● **Activity**:
Omitting all images, give the entries that follow again exactly as they read.

_ _ _

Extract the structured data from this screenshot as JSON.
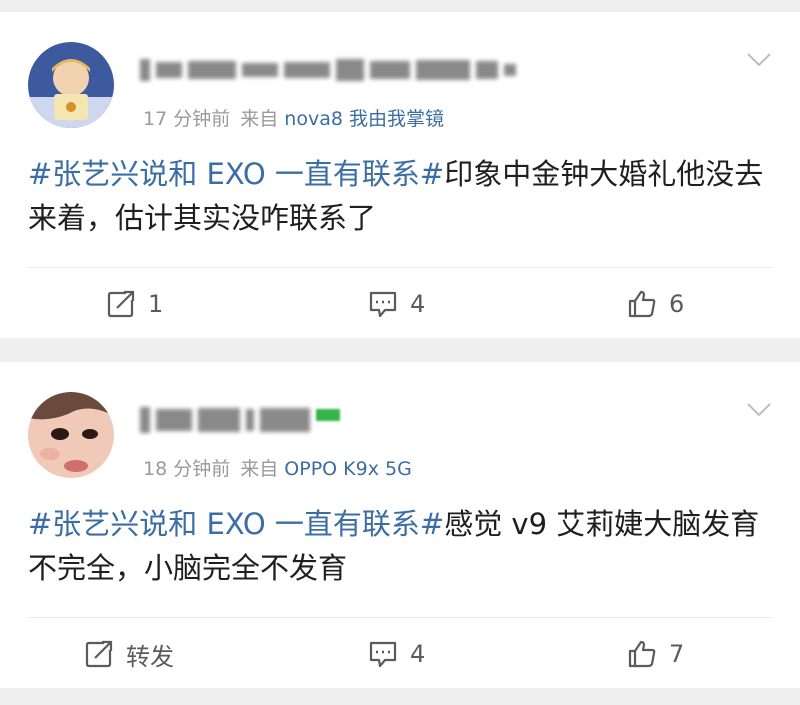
{
  "posts": [
    {
      "timestamp": "17 分钟前",
      "source_prefix": "来自",
      "source": "nova8 我由我掌镜",
      "hashtag": "#张艺兴说和 EXO 一直有联系#",
      "text": "印象中金钟大婚礼他没去来着，估计其实没咋联系了",
      "actions": {
        "repost": "1",
        "comment": "4",
        "like": "6"
      }
    },
    {
      "timestamp": "18 分钟前",
      "source_prefix": "来自",
      "source": "OPPO K9x 5G",
      "hashtag": "#张艺兴说和 EXO 一直有联系#",
      "text": "感觉 v9 艾莉婕大脑发育不完全，小脑完全不发育",
      "actions": {
        "repost": "转发",
        "comment": "4",
        "like": "7"
      }
    }
  ],
  "colors": {
    "link": "#3c6ea6",
    "meta": "#9a9a9a",
    "background": "#efefef"
  },
  "icons": [
    "chevron-down-icon",
    "repost-icon",
    "comment-icon",
    "like-icon"
  ]
}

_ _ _

● **Output of the exercise**:
Extract the structured data from this screenshot as JSON.
{
  "posts": [
    {
      "timestamp": "17 分钟前",
      "source_prefix": "来自",
      "source": "nova8 我由我掌镜",
      "hashtag": "#张艺兴说和 EXO 一直有联系#",
      "text": "印象中金钟大婚礼他没去来着，估计其实没咋联系了",
      "actions": {
        "repost": "1",
        "comment": "4",
        "like": "6"
      }
    },
    {
      "timestamp": "18 分钟前",
      "source_prefix": "来自",
      "source": "OPPO K9x 5G",
      "hashtag": "#张艺兴说和 EXO 一直有联系#",
      "text": "感觉 v9 艾莉婕大脑发育不完全，小脑完全不发育",
      "actions": {
        "repost": "转发",
        "comment": "4",
        "like": "7"
      }
    }
  ],
  "colors": {
    "link": "#3c6ea6",
    "meta": "#9a9a9a",
    "background": "#efefef"
  },
  "icons": [
    "chevron-down-icon",
    "repost-icon",
    "comment-icon",
    "like-icon"
  ]
}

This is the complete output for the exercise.